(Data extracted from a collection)
((
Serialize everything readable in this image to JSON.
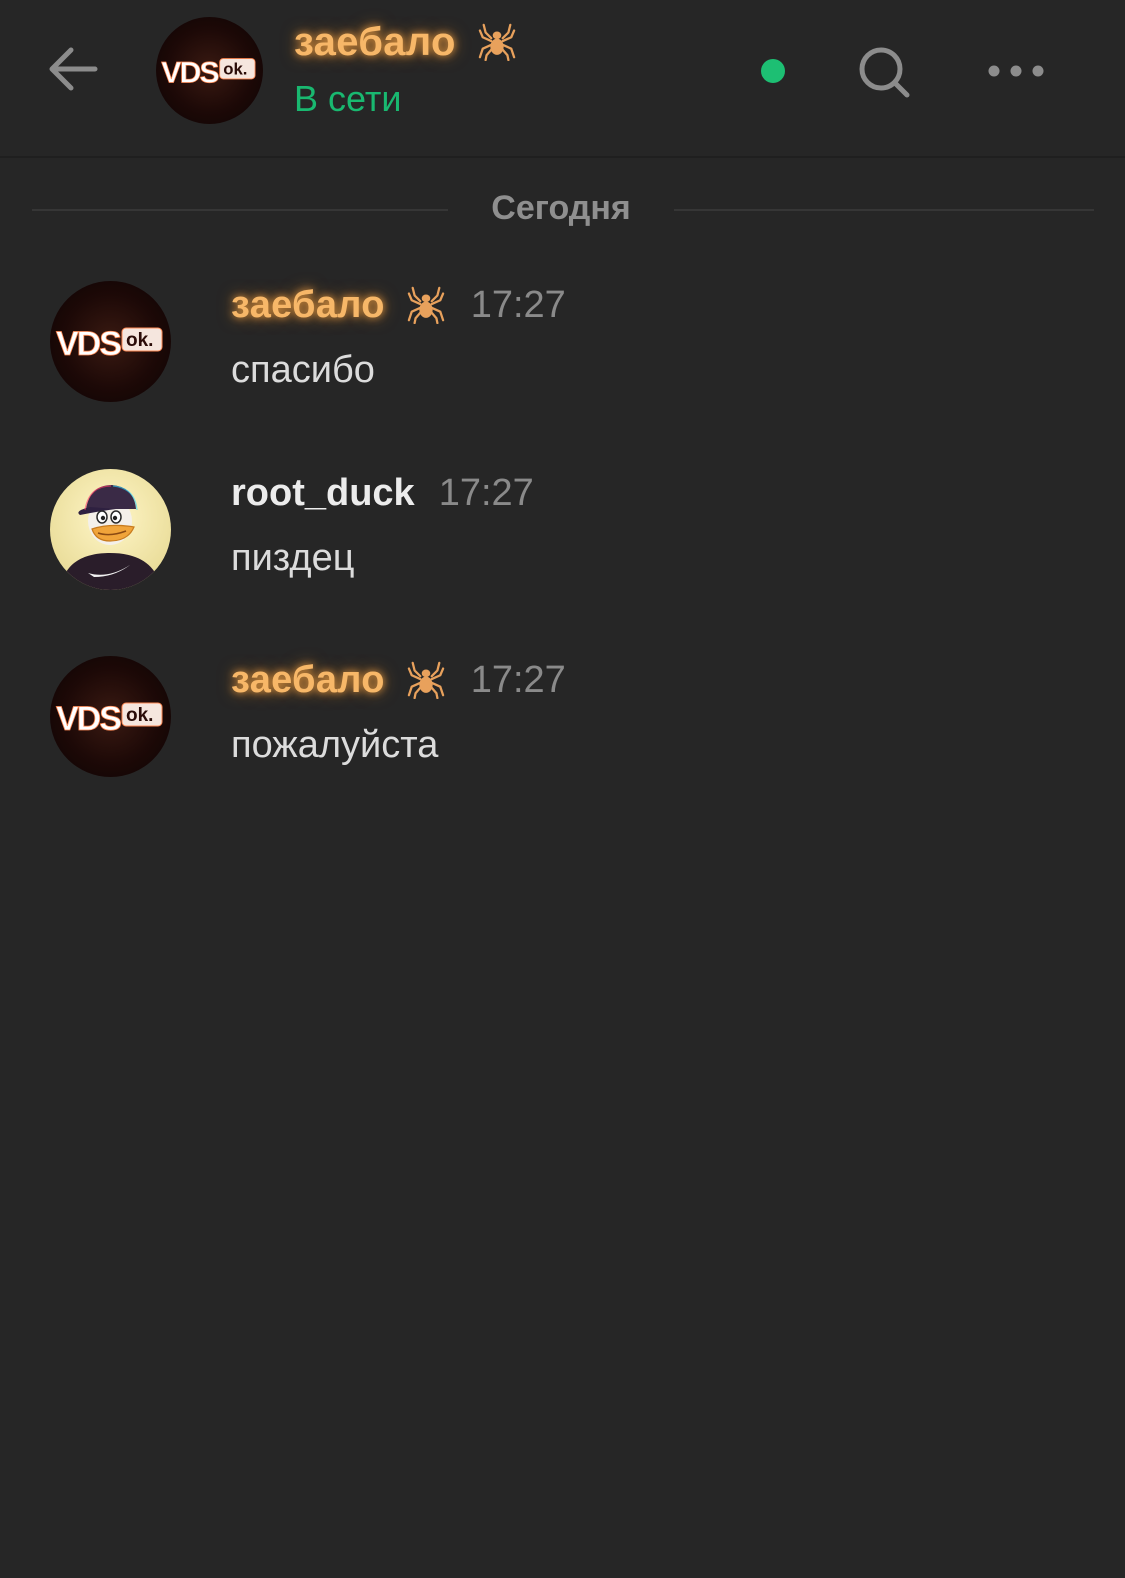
{
  "header": {
    "back_icon": "arrow-left-icon",
    "contact_name": "заебало",
    "contact_badge_icon": "spider-icon",
    "status": "В сети",
    "online_indicator_color": "#1dbf73",
    "search_icon": "search-icon",
    "more_icon": "more-horizontal-icon"
  },
  "date_divider": {
    "label": "Сегодня"
  },
  "messages": [
    {
      "author": "заебало",
      "author_style": "glow-orange",
      "badge_icon": "spider-icon",
      "time": "17:27",
      "text": "спасибо",
      "avatar_text": "VDS",
      "avatar_badge": "ok."
    },
    {
      "author": "root_duck",
      "author_style": "plain",
      "time": "17:27",
      "text": "пиздец",
      "avatar_icon": "duck-avatar"
    },
    {
      "author": "заебало",
      "author_style": "glow-orange",
      "badge_icon": "spider-icon",
      "time": "17:27",
      "text": "пожалуйста",
      "avatar_text": "VDS",
      "avatar_badge": "ok."
    }
  ],
  "colors": {
    "background": "#262626",
    "accent_green": "#19b870",
    "name_glow": "#f7b768"
  }
}
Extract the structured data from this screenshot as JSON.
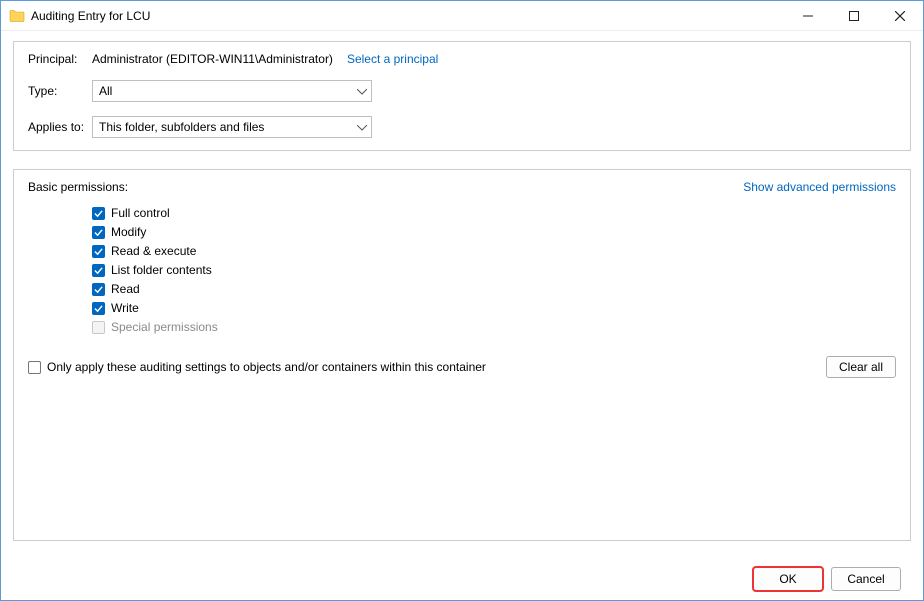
{
  "window": {
    "title": "Auditing Entry for LCU"
  },
  "top": {
    "principal_label": "Principal:",
    "principal_value": "Administrator (EDITOR-WIN11\\Administrator)",
    "select_principal_link": "Select a principal",
    "type_label": "Type:",
    "type_value": "All",
    "applies_label": "Applies to:",
    "applies_value": "This folder, subfolders and files"
  },
  "permissions": {
    "heading": "Basic permissions:",
    "advanced_link": "Show advanced permissions",
    "items": [
      {
        "label": "Full control",
        "checked": true,
        "disabled": false
      },
      {
        "label": "Modify",
        "checked": true,
        "disabled": false
      },
      {
        "label": "Read & execute",
        "checked": true,
        "disabled": false
      },
      {
        "label": "List folder contents",
        "checked": true,
        "disabled": false
      },
      {
        "label": "Read",
        "checked": true,
        "disabled": false
      },
      {
        "label": "Write",
        "checked": true,
        "disabled": false
      },
      {
        "label": "Special permissions",
        "checked": false,
        "disabled": true
      }
    ],
    "only_apply_label": "Only apply these auditing settings to objects and/or containers within this container",
    "only_apply_checked": false,
    "clear_all": "Clear all"
  },
  "footer": {
    "ok": "OK",
    "cancel": "Cancel"
  }
}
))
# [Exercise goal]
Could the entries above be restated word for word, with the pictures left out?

# [Solved exercise]
Serialize everything readable in this image to JSON.
{
  "header": {
    "back_icon": "arrow-left-icon",
    "contact_name": "заебало",
    "contact_badge_icon": "spider-icon",
    "status": "В сети",
    "online_indicator_color": "#1dbf73",
    "search_icon": "search-icon",
    "more_icon": "more-horizontal-icon"
  },
  "date_divider": {
    "label": "Сегодня"
  },
  "messages": [
    {
      "author": "заебало",
      "author_style": "glow-orange",
      "badge_icon": "spider-icon",
      "time": "17:27",
      "text": "спасибо",
      "avatar_text": "VDS",
      "avatar_badge": "ok."
    },
    {
      "author": "root_duck",
      "author_style": "plain",
      "time": "17:27",
      "text": "пиздец",
      "avatar_icon": "duck-avatar"
    },
    {
      "author": "заебало",
      "author_style": "glow-orange",
      "badge_icon": "spider-icon",
      "time": "17:27",
      "text": "пожалуйста",
      "avatar_text": "VDS",
      "avatar_badge": "ok."
    }
  ],
  "colors": {
    "background": "#262626",
    "accent_green": "#19b870",
    "name_glow": "#f7b768"
  }
}
Extract the structured data from this screenshot as JSON.
{
  "window": {
    "title": "Auditing Entry for LCU"
  },
  "top": {
    "principal_label": "Principal:",
    "principal_value": "Administrator (EDITOR-WIN11\\Administrator)",
    "select_principal_link": "Select a principal",
    "type_label": "Type:",
    "type_value": "All",
    "applies_label": "Applies to:",
    "applies_value": "This folder, subfolders and files"
  },
  "permissions": {
    "heading": "Basic permissions:",
    "advanced_link": "Show advanced permissions",
    "items": [
      {
        "label": "Full control",
        "checked": true,
        "disabled": false
      },
      {
        "label": "Modify",
        "checked": true,
        "disabled": false
      },
      {
        "label": "Read & execute",
        "checked": true,
        "disabled": false
      },
      {
        "label": "List folder contents",
        "checked": true,
        "disabled": false
      },
      {
        "label": "Read",
        "checked": true,
        "disabled": false
      },
      {
        "label": "Write",
        "checked": true,
        "disabled": false
      },
      {
        "label": "Special permissions",
        "checked": false,
        "disabled": true
      }
    ],
    "only_apply_label": "Only apply these auditing settings to objects and/or containers within this container",
    "only_apply_checked": false,
    "clear_all": "Clear all"
  },
  "footer": {
    "ok": "OK",
    "cancel": "Cancel"
  }
}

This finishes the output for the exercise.